■ WHAT NEEDS TO BE DONE:
Give the records below again, word for word. No pictures belong in the copy.

Items from an interface collection:
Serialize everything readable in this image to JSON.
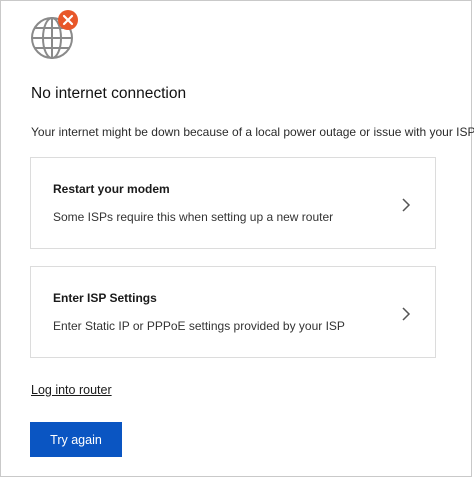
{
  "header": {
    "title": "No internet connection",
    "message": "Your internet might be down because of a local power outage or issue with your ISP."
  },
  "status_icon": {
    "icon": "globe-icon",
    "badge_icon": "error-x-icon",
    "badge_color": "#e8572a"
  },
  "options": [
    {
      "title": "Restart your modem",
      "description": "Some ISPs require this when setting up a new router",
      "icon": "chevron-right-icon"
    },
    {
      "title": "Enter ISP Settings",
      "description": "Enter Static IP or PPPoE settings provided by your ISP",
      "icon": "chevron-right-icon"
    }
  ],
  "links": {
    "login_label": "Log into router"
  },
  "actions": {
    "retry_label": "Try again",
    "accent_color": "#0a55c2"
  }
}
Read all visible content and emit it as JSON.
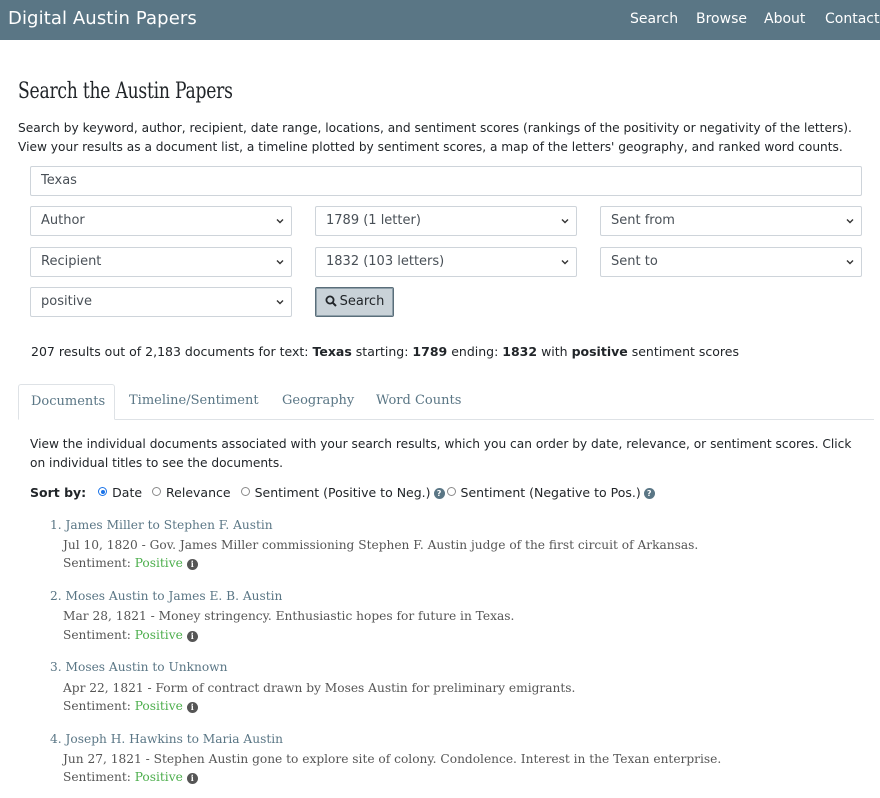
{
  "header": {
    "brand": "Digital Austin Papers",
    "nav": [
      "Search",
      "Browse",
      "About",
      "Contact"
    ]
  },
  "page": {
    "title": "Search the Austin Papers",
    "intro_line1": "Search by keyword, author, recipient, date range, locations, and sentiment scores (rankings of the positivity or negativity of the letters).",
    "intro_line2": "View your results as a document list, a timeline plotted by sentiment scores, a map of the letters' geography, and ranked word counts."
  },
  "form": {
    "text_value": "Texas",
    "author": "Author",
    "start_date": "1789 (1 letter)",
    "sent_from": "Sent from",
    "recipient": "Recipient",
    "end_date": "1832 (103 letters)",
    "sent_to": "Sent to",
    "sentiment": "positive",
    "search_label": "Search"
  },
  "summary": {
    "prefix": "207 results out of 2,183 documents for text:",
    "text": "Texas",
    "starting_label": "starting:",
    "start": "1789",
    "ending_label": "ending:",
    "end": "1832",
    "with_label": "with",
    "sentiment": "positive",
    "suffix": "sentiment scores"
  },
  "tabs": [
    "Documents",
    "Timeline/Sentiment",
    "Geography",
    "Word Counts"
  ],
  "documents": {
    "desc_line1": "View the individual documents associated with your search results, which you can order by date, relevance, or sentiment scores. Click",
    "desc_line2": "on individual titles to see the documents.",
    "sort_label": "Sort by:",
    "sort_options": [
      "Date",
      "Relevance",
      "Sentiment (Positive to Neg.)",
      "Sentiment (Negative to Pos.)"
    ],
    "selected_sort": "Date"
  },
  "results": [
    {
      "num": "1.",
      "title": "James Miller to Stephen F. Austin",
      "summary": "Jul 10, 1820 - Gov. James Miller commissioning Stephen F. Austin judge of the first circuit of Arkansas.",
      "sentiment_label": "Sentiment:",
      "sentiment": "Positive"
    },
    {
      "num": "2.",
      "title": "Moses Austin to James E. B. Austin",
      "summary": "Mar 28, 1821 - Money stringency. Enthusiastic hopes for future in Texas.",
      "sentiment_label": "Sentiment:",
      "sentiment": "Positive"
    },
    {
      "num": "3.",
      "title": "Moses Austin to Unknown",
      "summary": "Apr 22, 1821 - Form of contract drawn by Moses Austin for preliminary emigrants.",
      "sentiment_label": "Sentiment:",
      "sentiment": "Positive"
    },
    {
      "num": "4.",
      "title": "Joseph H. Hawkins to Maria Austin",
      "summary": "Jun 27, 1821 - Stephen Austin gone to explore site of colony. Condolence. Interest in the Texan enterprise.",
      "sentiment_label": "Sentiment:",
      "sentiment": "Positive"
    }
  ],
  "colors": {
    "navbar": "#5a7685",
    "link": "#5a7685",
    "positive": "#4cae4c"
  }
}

■ RESPONSE AREA:
Serialize everything readable in this image to JSON.
{
  "header": {
    "title": "No internet connection",
    "message": "Your internet might be down because of a local power outage or issue with your ISP."
  },
  "status_icon": {
    "icon": "globe-icon",
    "badge_icon": "error-x-icon",
    "badge_color": "#e8572a"
  },
  "options": [
    {
      "title": "Restart your modem",
      "description": "Some ISPs require this when setting up a new router",
      "icon": "chevron-right-icon"
    },
    {
      "title": "Enter ISP Settings",
      "description": "Enter Static IP or PPPoE settings provided by your ISP",
      "icon": "chevron-right-icon"
    }
  ],
  "links": {
    "login_label": "Log into router"
  },
  "actions": {
    "retry_label": "Try again",
    "accent_color": "#0a55c2"
  }
}
Read all visible content and emit it as JSON.
{
  "header": {
    "brand": "Digital Austin Papers",
    "nav": [
      "Search",
      "Browse",
      "About",
      "Contact"
    ]
  },
  "page": {
    "title": "Search the Austin Papers",
    "intro_line1": "Search by keyword, author, recipient, date range, locations, and sentiment scores (rankings of the positivity or negativity of the letters).",
    "intro_line2": "View your results as a document list, a timeline plotted by sentiment scores, a map of the letters' geography, and ranked word counts."
  },
  "form": {
    "text_value": "Texas",
    "author": "Author",
    "start_date": "1789 (1 letter)",
    "sent_from": "Sent from",
    "recipient": "Recipient",
    "end_date": "1832 (103 letters)",
    "sent_to": "Sent to",
    "sentiment": "positive",
    "search_label": "Search"
  },
  "summary": {
    "prefix": "207 results out of 2,183 documents for text:",
    "text": "Texas",
    "starting_label": "starting:",
    "start": "1789",
    "ending_label": "ending:",
    "end": "1832",
    "with_label": "with",
    "sentiment": "positive",
    "suffix": "sentiment scores"
  },
  "tabs": [
    "Documents",
    "Timeline/Sentiment",
    "Geography",
    "Word Counts"
  ],
  "documents": {
    "desc_line1": "View the individual documents associated with your search results, which you can order by date, relevance, or sentiment scores. Click",
    "desc_line2": "on individual titles to see the documents.",
    "sort_label": "Sort by:",
    "sort_options": [
      "Date",
      "Relevance",
      "Sentiment (Positive to Neg.)",
      "Sentiment (Negative to Pos.)"
    ],
    "selected_sort": "Date"
  },
  "results": [
    {
      "num": "1.",
      "title": "James Miller to Stephen F. Austin",
      "summary": "Jul 10, 1820 - Gov. James Miller commissioning Stephen F. Austin judge of the first circuit of Arkansas.",
      "sentiment_label": "Sentiment:",
      "sentiment": "Positive"
    },
    {
      "num": "2.",
      "title": "Moses Austin to James E. B. Austin",
      "summary": "Mar 28, 1821 - Money stringency. Enthusiastic hopes for future in Texas.",
      "sentiment_label": "Sentiment:",
      "sentiment": "Positive"
    },
    {
      "num": "3.",
      "title": "Moses Austin to Unknown",
      "summary": "Apr 22, 1821 - Form of contract drawn by Moses Austin for preliminary emigrants.",
      "sentiment_label": "Sentiment:",
      "sentiment": "Positive"
    },
    {
      "num": "4.",
      "title": "Joseph H. Hawkins to Maria Austin",
      "summary": "Jun 27, 1821 - Stephen Austin gone to explore site of colony. Condolence. Interest in the Texan enterprise.",
      "sentiment_label": "Sentiment:",
      "sentiment": "Positive"
    }
  ],
  "colors": {
    "navbar": "#5a7685",
    "link": "#5a7685",
    "positive": "#4cae4c"
  }
}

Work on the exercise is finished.